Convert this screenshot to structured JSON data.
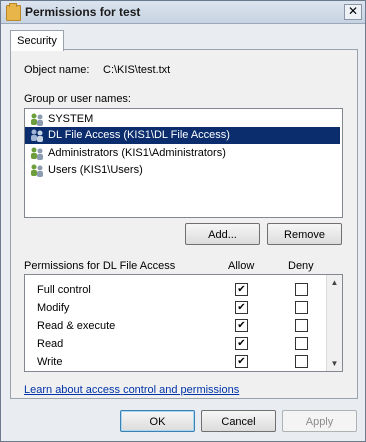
{
  "window": {
    "title": "Permissions for test",
    "close_glyph": "✕"
  },
  "tabs": [
    {
      "label": "Security"
    }
  ],
  "object": {
    "label": "Object name:",
    "value": "C:\\KIS\\test.txt"
  },
  "groups": {
    "label": "Group or user names:",
    "items": [
      {
        "label": "SYSTEM",
        "selected": false,
        "icon": "users-icon"
      },
      {
        "label": "DL File Access (KIS1\\DL File Access)",
        "selected": true,
        "icon": "users-icon"
      },
      {
        "label": "Administrators (KIS1\\Administrators)",
        "selected": false,
        "icon": "users-icon"
      },
      {
        "label": "Users (KIS1\\Users)",
        "selected": false,
        "icon": "users-icon"
      }
    ],
    "add_label": "Add...",
    "remove_label": "Remove"
  },
  "permissions": {
    "title": "Permissions for DL File Access",
    "allow_header": "Allow",
    "deny_header": "Deny",
    "rows": [
      {
        "name": "Full control",
        "allow": true,
        "deny": false
      },
      {
        "name": "Modify",
        "allow": true,
        "deny": false
      },
      {
        "name": "Read & execute",
        "allow": true,
        "deny": false
      },
      {
        "name": "Read",
        "allow": true,
        "deny": false
      },
      {
        "name": "Write",
        "allow": true,
        "deny": false
      }
    ]
  },
  "link": {
    "label": "Learn about access control and permissions"
  },
  "buttons": {
    "ok": "OK",
    "cancel": "Cancel",
    "apply": "Apply"
  },
  "colors": {
    "selection": "#0b2d6e",
    "link": "#0033aa"
  }
}
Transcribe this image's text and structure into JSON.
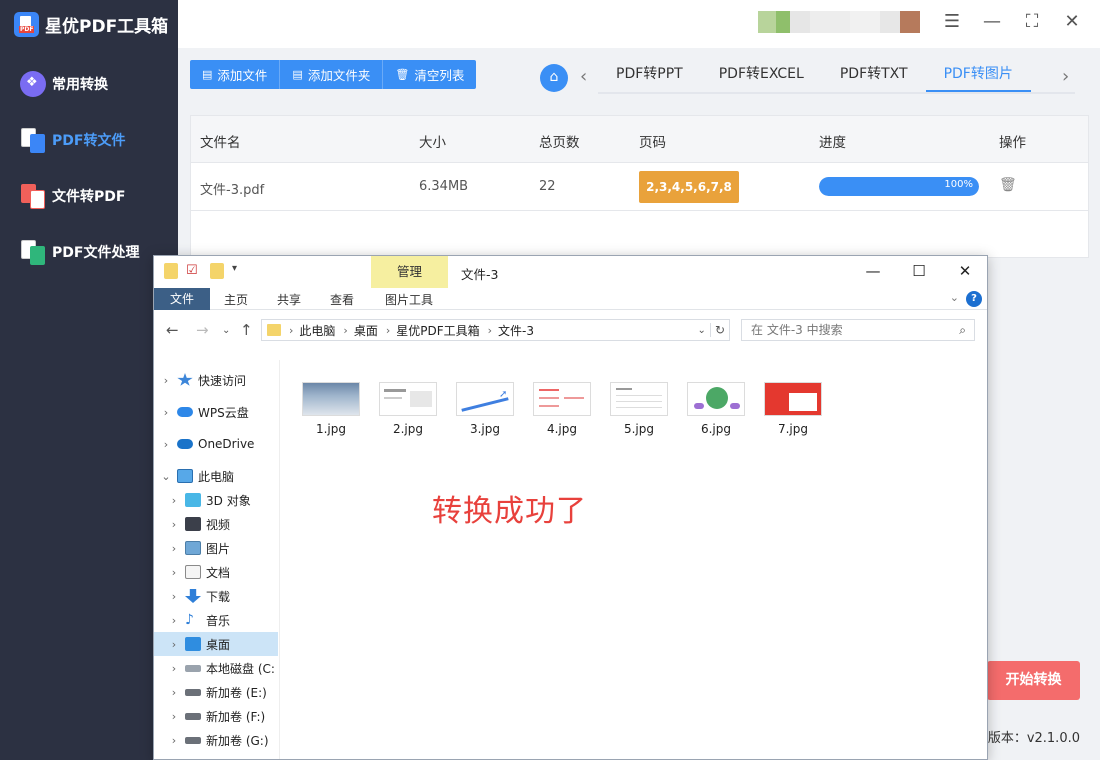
{
  "app": {
    "title": "星优PDF工具箱",
    "version": "版本：v2.1.0.0",
    "start_button": "开始转换"
  },
  "sidebar": {
    "items": [
      {
        "label": "常用转换",
        "icon": "grid-icon",
        "active": false
      },
      {
        "label": "PDF转文件",
        "icon": "pdf-to-file-icon",
        "active": true
      },
      {
        "label": "文件转PDF",
        "icon": "file-to-pdf-icon",
        "active": false
      },
      {
        "label": "PDF文件处理",
        "icon": "pdf-process-icon",
        "active": false
      }
    ]
  },
  "toolbar": {
    "add_file": "添加文件",
    "add_folder": "添加文件夹",
    "clear_list": "清空列表"
  },
  "tabs": [
    {
      "label": "PDF转PPT",
      "active": false
    },
    {
      "label": "PDF转EXCEL",
      "active": false
    },
    {
      "label": "PDF转TXT",
      "active": false
    },
    {
      "label": "PDF转图片",
      "active": true
    }
  ],
  "table": {
    "headers": [
      "文件名",
      "大小",
      "总页数",
      "页码",
      "进度",
      "操作"
    ],
    "rows": [
      {
        "name": "文件-3.pdf",
        "size": "6.34MB",
        "pages": "22",
        "page_range": "2,3,4,5,6,7,8",
        "progress": "100%",
        "progress_value": 100
      }
    ]
  },
  "explorer": {
    "window_title": "文件-3",
    "context_tab": "管理",
    "ribbon_tabs": [
      "文件",
      "主页",
      "共享",
      "查看",
      "图片工具"
    ],
    "breadcrumb": [
      "此电脑",
      "桌面",
      "星优PDF工具箱",
      "文件-3"
    ],
    "search_placeholder": "在 文件-3 中搜索",
    "nav_items": [
      {
        "label": "快速访问",
        "icon": "star-icon"
      },
      {
        "label": "WPS云盘",
        "icon": "cloud-icon"
      },
      {
        "label": "OneDrive",
        "icon": "onedrive-icon"
      },
      {
        "label": "此电脑",
        "icon": "computer-icon"
      },
      {
        "label": "3D 对象",
        "icon": "cube-icon"
      },
      {
        "label": "视频",
        "icon": "video-icon"
      },
      {
        "label": "图片",
        "icon": "picture-icon"
      },
      {
        "label": "文档",
        "icon": "document-icon"
      },
      {
        "label": "下载",
        "icon": "download-icon"
      },
      {
        "label": "音乐",
        "icon": "music-icon"
      },
      {
        "label": "桌面",
        "icon": "desktop-icon"
      },
      {
        "label": "本地磁盘 (C:",
        "icon": "drive-icon"
      },
      {
        "label": "新加卷 (E:)",
        "icon": "drive-icon"
      },
      {
        "label": "新加卷 (F:)",
        "icon": "drive-icon"
      },
      {
        "label": "新加卷 (G:)",
        "icon": "drive-icon"
      }
    ],
    "files": [
      "1.jpg",
      "2.jpg",
      "3.jpg",
      "4.jpg",
      "5.jpg",
      "6.jpg",
      "7.jpg"
    ],
    "success_message": "转换成功了"
  },
  "colors": {
    "accent": "#3a8ff5",
    "sidebar_bg": "#2c3142",
    "badge": "#e9a23b",
    "start_button": "#f46c6c",
    "success_text": "#e8413c"
  }
}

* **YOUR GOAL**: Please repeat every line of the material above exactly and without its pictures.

* **YOUR RESPONSE**:
Convert this screenshot to structured JSON data.
{
  "window": {
    "title": "Permissions for test",
    "close_glyph": "✕"
  },
  "tabs": [
    {
      "label": "Security"
    }
  ],
  "object": {
    "label": "Object name:",
    "value": "C:\\KIS\\test.txt"
  },
  "groups": {
    "label": "Group or user names:",
    "items": [
      {
        "label": "SYSTEM",
        "selected": false,
        "icon": "users-icon"
      },
      {
        "label": "DL File Access (KIS1\\DL File Access)",
        "selected": true,
        "icon": "users-icon"
      },
      {
        "label": "Administrators (KIS1\\Administrators)",
        "selected": false,
        "icon": "users-icon"
      },
      {
        "label": "Users (KIS1\\Users)",
        "selected": false,
        "icon": "users-icon"
      }
    ],
    "add_label": "Add...",
    "remove_label": "Remove"
  },
  "permissions": {
    "title": "Permissions for DL File Access",
    "allow_header": "Allow",
    "deny_header": "Deny",
    "rows": [
      {
        "name": "Full control",
        "allow": true,
        "deny": false
      },
      {
        "name": "Modify",
        "allow": true,
        "deny": false
      },
      {
        "name": "Read & execute",
        "allow": true,
        "deny": false
      },
      {
        "name": "Read",
        "allow": true,
        "deny": false
      },
      {
        "name": "Write",
        "allow": true,
        "deny": false
      }
    ]
  },
  "link": {
    "label": "Learn about access control and permissions"
  },
  "buttons": {
    "ok": "OK",
    "cancel": "Cancel",
    "apply": "Apply"
  },
  "colors": {
    "selection": "#0b2d6e",
    "link": "#0033aa"
  }
}
Transcribe this image's text and structure into JSON.
{
  "app": {
    "title": "星优PDF工具箱",
    "version": "版本：v2.1.0.0",
    "start_button": "开始转换"
  },
  "sidebar": {
    "items": [
      {
        "label": "常用转换",
        "icon": "grid-icon",
        "active": false
      },
      {
        "label": "PDF转文件",
        "icon": "pdf-to-file-icon",
        "active": true
      },
      {
        "label": "文件转PDF",
        "icon": "file-to-pdf-icon",
        "active": false
      },
      {
        "label": "PDF文件处理",
        "icon": "pdf-process-icon",
        "active": false
      }
    ]
  },
  "toolbar": {
    "add_file": "添加文件",
    "add_folder": "添加文件夹",
    "clear_list": "清空列表"
  },
  "tabs": [
    {
      "label": "PDF转PPT",
      "active": false
    },
    {
      "label": "PDF转EXCEL",
      "active": false
    },
    {
      "label": "PDF转TXT",
      "active": false
    },
    {
      "label": "PDF转图片",
      "active": true
    }
  ],
  "table": {
    "headers": [
      "文件名",
      "大小",
      "总页数",
      "页码",
      "进度",
      "操作"
    ],
    "rows": [
      {
        "name": "文件-3.pdf",
        "size": "6.34MB",
        "pages": "22",
        "page_range": "2,3,4,5,6,7,8",
        "progress": "100%",
        "progress_value": 100
      }
    ]
  },
  "explorer": {
    "window_title": "文件-3",
    "context_tab": "管理",
    "ribbon_tabs": [
      "文件",
      "主页",
      "共享",
      "查看",
      "图片工具"
    ],
    "breadcrumb": [
      "此电脑",
      "桌面",
      "星优PDF工具箱",
      "文件-3"
    ],
    "search_placeholder": "在 文件-3 中搜索",
    "nav_items": [
      {
        "label": "快速访问",
        "icon": "star-icon"
      },
      {
        "label": "WPS云盘",
        "icon": "cloud-icon"
      },
      {
        "label": "OneDrive",
        "icon": "onedrive-icon"
      },
      {
        "label": "此电脑",
        "icon": "computer-icon"
      },
      {
        "label": "3D 对象",
        "icon": "cube-icon"
      },
      {
        "label": "视频",
        "icon": "video-icon"
      },
      {
        "label": "图片",
        "icon": "picture-icon"
      },
      {
        "label": "文档",
        "icon": "document-icon"
      },
      {
        "label": "下载",
        "icon": "download-icon"
      },
      {
        "label": "音乐",
        "icon": "music-icon"
      },
      {
        "label": "桌面",
        "icon": "desktop-icon"
      },
      {
        "label": "本地磁盘 (C:",
        "icon": "drive-icon"
      },
      {
        "label": "新加卷 (E:)",
        "icon": "drive-icon"
      },
      {
        "label": "新加卷 (F:)",
        "icon": "drive-icon"
      },
      {
        "label": "新加卷 (G:)",
        "icon": "drive-icon"
      }
    ],
    "files": [
      "1.jpg",
      "2.jpg",
      "3.jpg",
      "4.jpg",
      "5.jpg",
      "6.jpg",
      "7.jpg"
    ],
    "success_message": "转换成功了"
  },
  "colors": {
    "accent": "#3a8ff5",
    "sidebar_bg": "#2c3142",
    "badge": "#e9a23b",
    "start_button": "#f46c6c",
    "success_text": "#e8413c"
  }
}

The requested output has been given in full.